The report added: “The government must not overlook the semiconductor industry. While we recognise the difficult fiscal picture in the UK, we call on ministers to set up a new sector deal as the vehicle to work with industry to agree UK priorities and the best use of any public funds or support.”
The so-called chip crisis is not just a UK phenomenon, but a global issue. As previously reported by Computer Weekly, research from the European Central Bank, published in April 2021, found severe bottlenecks in some of the key manufacturing industries that rely heavily on semiconductors. For instance, Europe’s motor vehicle industry has been significantly affected by the chip shortage.

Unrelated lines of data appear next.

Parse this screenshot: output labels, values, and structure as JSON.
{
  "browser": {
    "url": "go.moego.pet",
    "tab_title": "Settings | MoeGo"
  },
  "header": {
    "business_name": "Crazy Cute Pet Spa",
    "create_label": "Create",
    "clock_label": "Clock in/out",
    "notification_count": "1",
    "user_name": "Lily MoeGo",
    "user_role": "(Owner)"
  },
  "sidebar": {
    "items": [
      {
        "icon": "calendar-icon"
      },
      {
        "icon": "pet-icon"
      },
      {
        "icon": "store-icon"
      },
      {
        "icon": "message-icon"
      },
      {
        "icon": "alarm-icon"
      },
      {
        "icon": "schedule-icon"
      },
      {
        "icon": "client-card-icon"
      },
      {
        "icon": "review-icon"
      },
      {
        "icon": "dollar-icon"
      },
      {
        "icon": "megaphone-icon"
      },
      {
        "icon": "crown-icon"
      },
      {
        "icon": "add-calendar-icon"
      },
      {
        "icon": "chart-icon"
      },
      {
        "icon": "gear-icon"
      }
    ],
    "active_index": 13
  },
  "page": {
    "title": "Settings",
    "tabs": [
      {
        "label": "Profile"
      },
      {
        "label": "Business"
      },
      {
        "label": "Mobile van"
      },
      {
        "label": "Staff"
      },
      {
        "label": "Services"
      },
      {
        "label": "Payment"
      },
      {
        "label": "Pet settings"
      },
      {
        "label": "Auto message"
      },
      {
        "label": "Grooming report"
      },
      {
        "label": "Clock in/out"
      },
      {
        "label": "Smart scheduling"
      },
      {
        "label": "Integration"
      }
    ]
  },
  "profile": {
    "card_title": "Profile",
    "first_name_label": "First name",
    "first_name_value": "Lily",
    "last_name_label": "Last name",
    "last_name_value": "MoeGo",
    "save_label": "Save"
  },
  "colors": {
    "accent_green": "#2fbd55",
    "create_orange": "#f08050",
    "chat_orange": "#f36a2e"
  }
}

There are several reasons for this, but the main cause of supply shortages has been the Covid-19 pandemic and lockdowns, which particularly impacted the automotive industry.

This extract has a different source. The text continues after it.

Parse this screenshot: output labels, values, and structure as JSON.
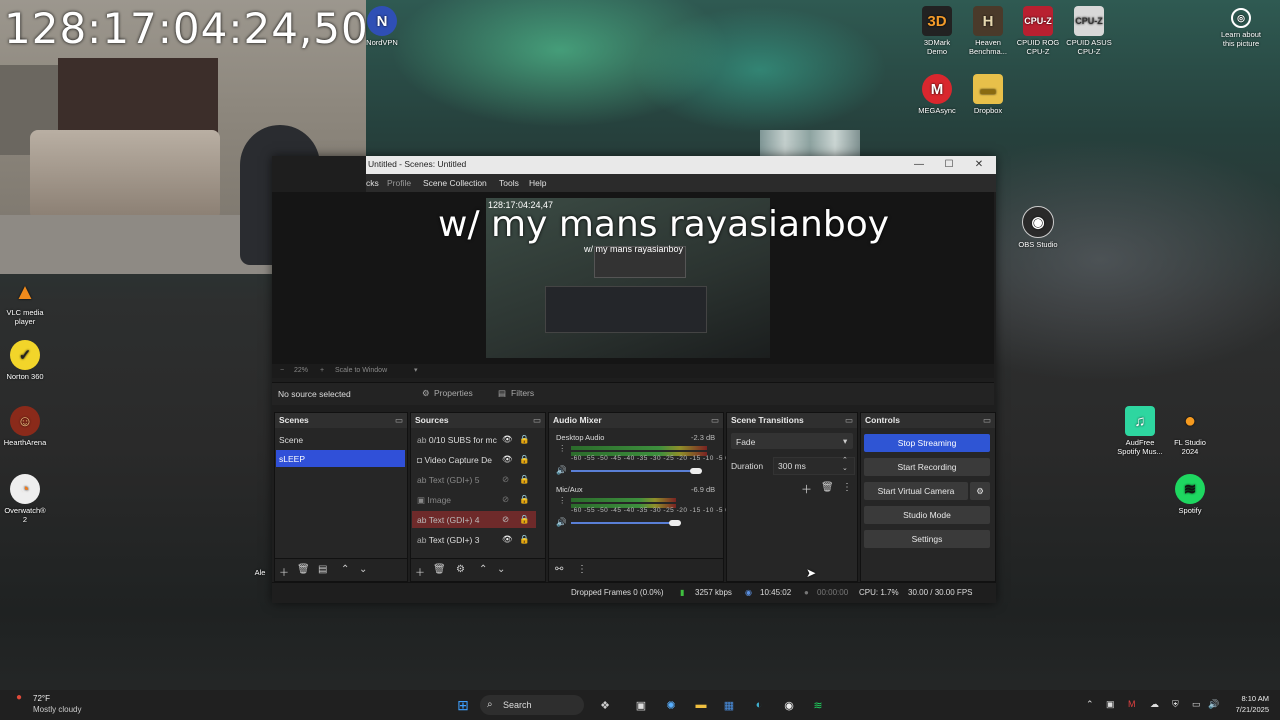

The report said: “As automotive manufacturers reduced their orders for semiconductor components, production was switched to production for consumer devices, where demand was increasing due to a shift to working from home and remote learning.
“Forecasts failed to predict the high levels of demand which materialised once vehicle manufacturing fully resumed, and there was no additional capacity among suppliers of semiconductors to fulfil that renewed demand.”
Without clear guidance from the government, the industry will continue to struggle, said the BEIS committee report. It called on the government to immediately and urgently publish its planned strategy for the sector and increase inward investment.
Read more about chips
- The global supply of semiconductors is still constrained, and this is having a direct impact on European manufacturers.
- Foreign Affairs Committee is fishing for evidence in a new inquiry assessing skills, security and end-to-end semiconductor supply chain concerns.
- Through subsidies and grants, the EU and the UK are focused on building out local chip manufacturing to alleviate semiconductor shortages.
Committee chair Darren Jones said the government is “putting UK plc at significant risk by failing to take action in support of the semiconductor industry”.
He added: “Other countries are investing in the resilience of their semiconductor supply chains, yet ministers in the UK can’t even publish their semiconductor strategy on time.
“Semiconductors are essential components of modern technology and in the infrastructure required to reach net zero. The industry is expecting high growth in the coming decades, which is an opportunity for us to leverage our strategic lead in design and in energy-saving compound semiconductors.”
The committee report said that while several government departments have a vested interest in the chip industry, and interests may overlap, but because of the importance of semiconductors to so many sectors of the economy and the country’s national infrastructure, it is essential that a single government department, namely BEIS, takes on this responsibility.
It called for the forthcoming strategy to include an analysis of the semiconductor production and supply chain, a heat map showing where different semiconductor industries and niches are located and how they are positioned with regard to the supply of skills, equipment and research.
“In addition, we recommend that the government produces a risk and resilience strategy for the semiconductor industry alongside its Semiconductor Strategy, as a matter of urgency,” said the report.
Although no country, including the UK, has an end-to-end supply chain for semiconductors, it does have tradeable strengths, the report added. It should therefore do more to work with international trade partners, such as its US and EU counterparts, and “engage with Taiwanese and other major companies to secure significant inward investment in the UK”.